* [Activity]: Where a line of the records holds the string "kind", copy that line.

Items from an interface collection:
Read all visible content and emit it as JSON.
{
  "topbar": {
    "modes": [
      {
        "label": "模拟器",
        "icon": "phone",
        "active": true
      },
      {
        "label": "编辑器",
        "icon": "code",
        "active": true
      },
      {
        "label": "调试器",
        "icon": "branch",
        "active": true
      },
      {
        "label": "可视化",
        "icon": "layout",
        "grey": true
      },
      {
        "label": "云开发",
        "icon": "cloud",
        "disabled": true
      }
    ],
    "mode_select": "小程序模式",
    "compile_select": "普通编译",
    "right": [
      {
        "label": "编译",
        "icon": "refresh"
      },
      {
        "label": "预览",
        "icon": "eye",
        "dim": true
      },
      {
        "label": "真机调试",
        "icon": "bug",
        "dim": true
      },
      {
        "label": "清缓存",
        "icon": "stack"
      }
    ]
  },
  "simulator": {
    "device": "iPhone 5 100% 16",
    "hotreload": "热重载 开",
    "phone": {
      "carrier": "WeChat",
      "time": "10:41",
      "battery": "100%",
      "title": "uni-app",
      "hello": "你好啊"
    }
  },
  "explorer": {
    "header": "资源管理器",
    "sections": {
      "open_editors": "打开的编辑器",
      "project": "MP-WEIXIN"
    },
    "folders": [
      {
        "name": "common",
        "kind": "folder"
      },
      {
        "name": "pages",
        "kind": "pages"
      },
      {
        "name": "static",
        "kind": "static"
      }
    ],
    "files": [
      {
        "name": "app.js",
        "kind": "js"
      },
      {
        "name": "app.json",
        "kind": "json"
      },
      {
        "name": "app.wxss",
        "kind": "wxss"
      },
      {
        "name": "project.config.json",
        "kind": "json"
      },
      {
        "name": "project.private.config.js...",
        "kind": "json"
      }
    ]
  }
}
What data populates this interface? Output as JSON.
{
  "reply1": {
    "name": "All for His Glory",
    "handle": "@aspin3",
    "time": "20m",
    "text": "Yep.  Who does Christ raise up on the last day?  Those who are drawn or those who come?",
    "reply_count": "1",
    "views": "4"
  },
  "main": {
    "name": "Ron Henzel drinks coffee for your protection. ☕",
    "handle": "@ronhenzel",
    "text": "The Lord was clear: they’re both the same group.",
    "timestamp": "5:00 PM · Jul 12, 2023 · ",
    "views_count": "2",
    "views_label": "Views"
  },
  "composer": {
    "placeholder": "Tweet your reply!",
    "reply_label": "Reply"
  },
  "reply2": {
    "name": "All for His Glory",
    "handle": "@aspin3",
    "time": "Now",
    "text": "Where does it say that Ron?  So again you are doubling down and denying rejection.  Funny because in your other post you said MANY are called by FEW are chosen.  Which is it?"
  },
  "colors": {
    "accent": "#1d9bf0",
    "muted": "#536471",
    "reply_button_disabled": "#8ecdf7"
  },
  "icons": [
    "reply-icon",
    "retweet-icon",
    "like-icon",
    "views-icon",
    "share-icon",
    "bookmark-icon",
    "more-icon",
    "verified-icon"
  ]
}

* [Solution to this exercise]:
        "kind": "folder"
        "kind": "pages"
        "kind": "static"
        "kind": "js"
        "kind": "json"
        "kind": "wxss"
        "kind": "json"
        "kind": "json"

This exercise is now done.